Mitt Romney, Newt Gingrich and Those Tax Returns

Many in the middle class would kill for tax rate of 15%

In the latest spat between Mitt Romney and Newt Gingrich, Gingrich has repeatedly demanded that Romney make public his tax returns.

Romney has refused to do so at this point, saying he will release them in April, at tax filing deadline.

Why is this important?  Well, Gingrich has indicated that he paid an effective 31% tax rate on his earnings, hoping to show up Romney, whose earnings are primarily from investments and taxed at a lower rates.

Romney stepped forward in the debate of the tightening South Carolina primary and has now said that he paid taxes “in the region of 15%” – the capital gains rate.

Does this matter?  To the average middle class taxpayer, who pays in the 30+% range in taxes, it very well might, explaining Romney’s reluctance to reveal his taxes before April, when he hopes to have sewn up the nomination.

If he loses in South Carolina, the strategy might well backfire and even if Romney wins the Republican primary, expect to see this issue resurface in the general election as David Plouffe and the Democrats take notes.

The discomfort shown by Romney during the debate over this issue and the booing by the South Carolina debate audience may well be offset by the accusations of Marianne Gingrich’s (Newt’s second wife) about Newt wanting an ‘open’ relation with his then-mistress – now wife, Callista.

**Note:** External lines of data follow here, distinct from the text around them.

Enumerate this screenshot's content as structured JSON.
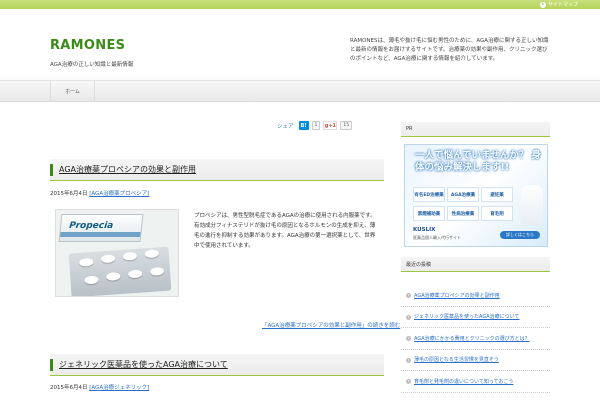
{
  "topbar": {
    "link_label": "サイトマップ"
  },
  "header": {
    "site_title": "RAMONES",
    "site_description": "AGA治療の正しい知識と最新情報",
    "intro_text": "RAMONESは、薄毛や抜け毛に悩む男性のために、AGA治療に関する正しい知識と最新の情報をお届けするサイトです。治療薬の効果や副作用、クリニック選びのポイントなど、AGA治療に関する情報を紹介しています。"
  },
  "nav": {
    "items": [
      {
        "label": "ホーム"
      }
    ]
  },
  "share": {
    "label": "シェア",
    "hatena": {
      "icon": "B!",
      "count": "1"
    },
    "gplus": {
      "icon": "g+1",
      "count": "15"
    }
  },
  "posts": [
    {
      "title": "AGA治療薬プロペシアの効果と副作用",
      "date": "2015年6月4日",
      "category": "[AGA治療薬プロペシア]",
      "image": {
        "box_label": "Propecia"
      },
      "excerpt": "プロペシアは、男性型脱毛症であるAGAの治療に使用される内服薬です。有効成分フィナステリドが抜け毛の原因となるホルモンの生成を抑え、薄毛の進行を抑制する効果があります。AGA治療の第一選択薬として、世界中で使用されています。",
      "read_more": "「AGA治療薬プロペシアの効果と副作用」の続きを読む"
    },
    {
      "title": "ジェネリック医薬品を使ったAGA治療について",
      "date": "2015年6月4日",
      "category": "[AGA治療ジェネリック]"
    }
  ],
  "sidebar": {
    "pr_heading": "PR",
    "ad": {
      "headline": "一人で悩んでいませんか？ 身体の悩み解決します!!",
      "cells": [
        "有名ED治療薬",
        "AGA治療薬",
        "避妊薬",
        "禁煙補助薬",
        "性病治療薬",
        "育毛剤"
      ],
      "logo": "KUSLIX",
      "sub": "医薬品個人輸入代行サイト",
      "button": "詳しくはこちら"
    },
    "recent_heading": "最近の投稿",
    "recent_posts": [
      "AGA治療薬プロペシアの効果と副作用",
      "ジェネリック医薬品を使ったAGA治療について",
      "AGA治療にかかる費用とクリニックの選び方とは？",
      "薄毛の原因となる生活習慣を見直そう",
      "育毛剤と発毛剤の違いについて知っておこう"
    ]
  },
  "colors": {
    "accent": "#3c8a17",
    "topbar": "#b4d35a",
    "link": "#2a6fc9"
  }
}
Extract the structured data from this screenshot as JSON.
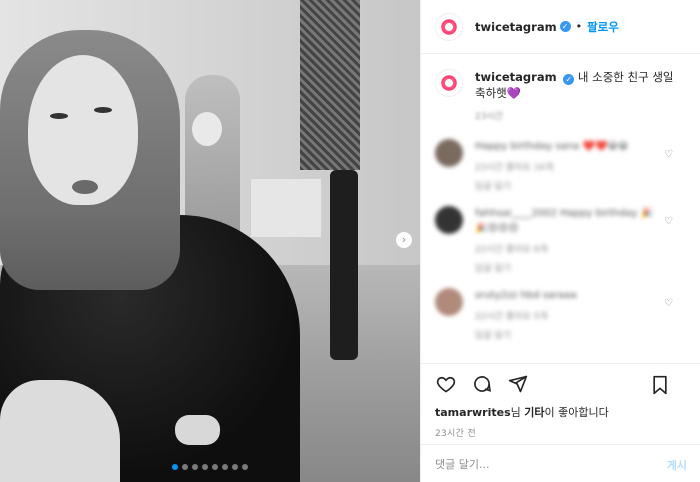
{
  "post": {
    "username": "twicetagram",
    "follow_label": "팔로우",
    "separator": "•",
    "caption_user": "twicetagram",
    "caption_text": "내 소중한 친구 생일 축하햇",
    "caption_emoji": "💜",
    "caption_time": "23시간"
  },
  "comments": [
    {
      "text": "Happy birthday sana ❤️❤️😀😀",
      "meta": "23시간   좋아요 16개",
      "reply": "답글 달기"
    },
    {
      "text": "fahhsai____2002 Happy birthday 🎉🎉😍😍😍",
      "meta": "22시간   좋아요 6개",
      "reply": "답글 달기"
    },
    {
      "text": "sruty2zz hbd saraaa",
      "meta": "22시간   좋아요 5개",
      "reply": "답글 달기"
    }
  ],
  "likes": {
    "user": "tamarwrites",
    "suffix_1": "님",
    "others": "기타",
    "suffix_2": "이 좋아합니다"
  },
  "timestamp": "23시간 전",
  "comment_input": {
    "placeholder": "댓글 달기..."
  },
  "post_button": "게시",
  "icons": {
    "like": "heart-icon",
    "comment": "comment-icon",
    "share": "share-icon",
    "save": "bookmark-icon",
    "verified": "verified-badge-icon",
    "next": "chevron-right-icon"
  },
  "colors": {
    "accent": "#0095f6",
    "verified": "#3897f0",
    "muted": "#8e8e8e",
    "post_disabled": "#b2dffc"
  },
  "carousel": {
    "count": 8,
    "active": 1
  }
}
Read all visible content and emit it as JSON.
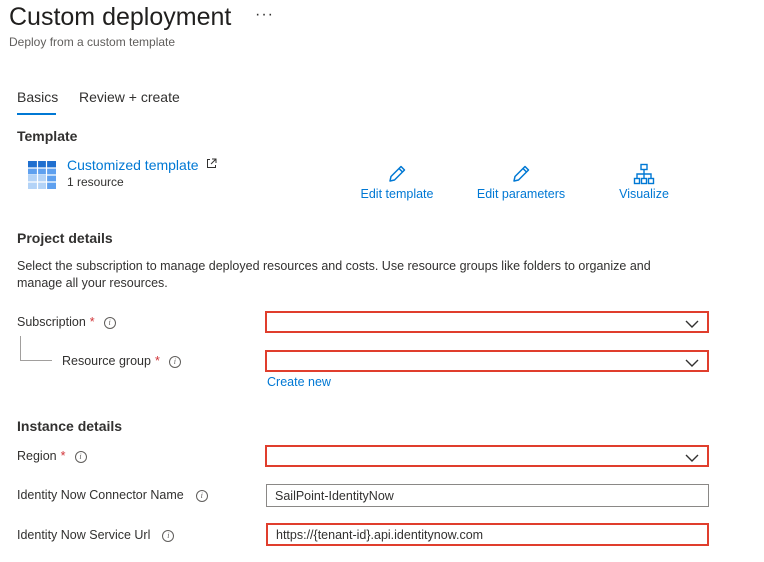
{
  "header": {
    "title": "Custom deployment",
    "more": "···",
    "subtitle": "Deploy from a custom template"
  },
  "tabs": [
    {
      "label": "Basics",
      "selected": true
    },
    {
      "label": "Review + create",
      "selected": false
    }
  ],
  "template": {
    "heading": "Template",
    "name": "Customized template",
    "resources": "1 resource",
    "actions": {
      "edit_template": "Edit template",
      "edit_parameters": "Edit parameters",
      "visualize": "Visualize"
    }
  },
  "project": {
    "heading": "Project details",
    "description": "Select the subscription to manage deployed resources and costs. Use resource groups like folders to organize and manage all your resources.",
    "subscription_label": "Subscription",
    "resource_group_label": "Resource group",
    "create_new": "Create new",
    "required_mark": "*"
  },
  "instance": {
    "heading": "Instance details",
    "region_label": "Region",
    "connector_name_label": "Identity Now Connector Name",
    "connector_name_value": "SailPoint-IdentityNow",
    "service_url_label": "Identity Now Service Url",
    "service_url_value": "https://{tenant-id}.api.identitynow.com"
  },
  "colors": {
    "accent": "#0078d4",
    "error_border": "#e03e2d",
    "required": "#d13438"
  },
  "icons": {
    "info": "i"
  }
}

The latter accusation is likely fatal for Newt, regardless of whether he is able to pull out a victory in South Carolina.

So what about Romney paying an effective tax rate of 15%, given his stated fortune of about $270 million?  Does that seem fair?  Should he release his latest tax returns before the South Carolina primary?